Wherever a line in the records contains the word "Summit", return that line.

Records from a collection

___

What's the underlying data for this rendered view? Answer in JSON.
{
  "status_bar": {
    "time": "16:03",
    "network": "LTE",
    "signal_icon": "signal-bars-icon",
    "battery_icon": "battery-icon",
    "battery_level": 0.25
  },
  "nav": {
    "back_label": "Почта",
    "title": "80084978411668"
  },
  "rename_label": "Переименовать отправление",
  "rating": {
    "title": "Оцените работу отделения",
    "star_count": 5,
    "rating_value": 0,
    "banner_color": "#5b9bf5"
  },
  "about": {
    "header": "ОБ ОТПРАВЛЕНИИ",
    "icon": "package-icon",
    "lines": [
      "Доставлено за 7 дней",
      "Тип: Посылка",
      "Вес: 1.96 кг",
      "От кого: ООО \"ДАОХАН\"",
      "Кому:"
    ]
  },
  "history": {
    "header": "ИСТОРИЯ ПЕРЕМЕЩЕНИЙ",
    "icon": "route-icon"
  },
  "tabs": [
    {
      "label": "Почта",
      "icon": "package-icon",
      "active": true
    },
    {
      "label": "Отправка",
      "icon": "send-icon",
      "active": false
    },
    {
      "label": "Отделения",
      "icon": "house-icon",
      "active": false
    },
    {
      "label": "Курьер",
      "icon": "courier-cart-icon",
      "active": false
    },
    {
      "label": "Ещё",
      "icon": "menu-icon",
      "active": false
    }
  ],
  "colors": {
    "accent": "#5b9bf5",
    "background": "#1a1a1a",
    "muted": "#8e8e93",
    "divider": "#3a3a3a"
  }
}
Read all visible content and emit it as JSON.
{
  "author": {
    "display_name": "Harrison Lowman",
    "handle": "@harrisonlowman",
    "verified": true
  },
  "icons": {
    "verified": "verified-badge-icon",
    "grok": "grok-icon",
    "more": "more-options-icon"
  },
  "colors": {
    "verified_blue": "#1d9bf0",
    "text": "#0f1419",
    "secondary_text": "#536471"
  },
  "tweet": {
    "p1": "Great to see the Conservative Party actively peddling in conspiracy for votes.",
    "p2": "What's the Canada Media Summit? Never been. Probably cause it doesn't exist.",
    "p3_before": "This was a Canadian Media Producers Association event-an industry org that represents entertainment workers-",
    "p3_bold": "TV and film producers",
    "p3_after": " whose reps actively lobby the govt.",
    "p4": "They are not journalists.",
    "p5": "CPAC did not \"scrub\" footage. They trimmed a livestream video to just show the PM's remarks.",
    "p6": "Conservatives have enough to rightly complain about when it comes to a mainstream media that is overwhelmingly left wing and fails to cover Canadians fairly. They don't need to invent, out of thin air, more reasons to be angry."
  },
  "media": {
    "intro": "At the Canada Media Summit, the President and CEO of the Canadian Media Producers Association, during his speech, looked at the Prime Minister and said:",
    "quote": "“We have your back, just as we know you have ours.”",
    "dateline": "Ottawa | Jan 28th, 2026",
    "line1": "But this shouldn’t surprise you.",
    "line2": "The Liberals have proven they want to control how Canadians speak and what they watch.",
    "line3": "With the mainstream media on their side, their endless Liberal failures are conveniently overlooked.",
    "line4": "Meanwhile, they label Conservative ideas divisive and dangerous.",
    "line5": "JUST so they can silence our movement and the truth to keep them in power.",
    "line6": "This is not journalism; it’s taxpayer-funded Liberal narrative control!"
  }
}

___

» **EXPECTED OUTPUT**
    "p2": "What's the Canada Media Summit? Never been. Probably cause it doesn't exist.",
    "intro": "At the Canada Media Summit, the President and CEO of the Canadian Media Producers Association, during his speech, looked at the Prime Minister and said:",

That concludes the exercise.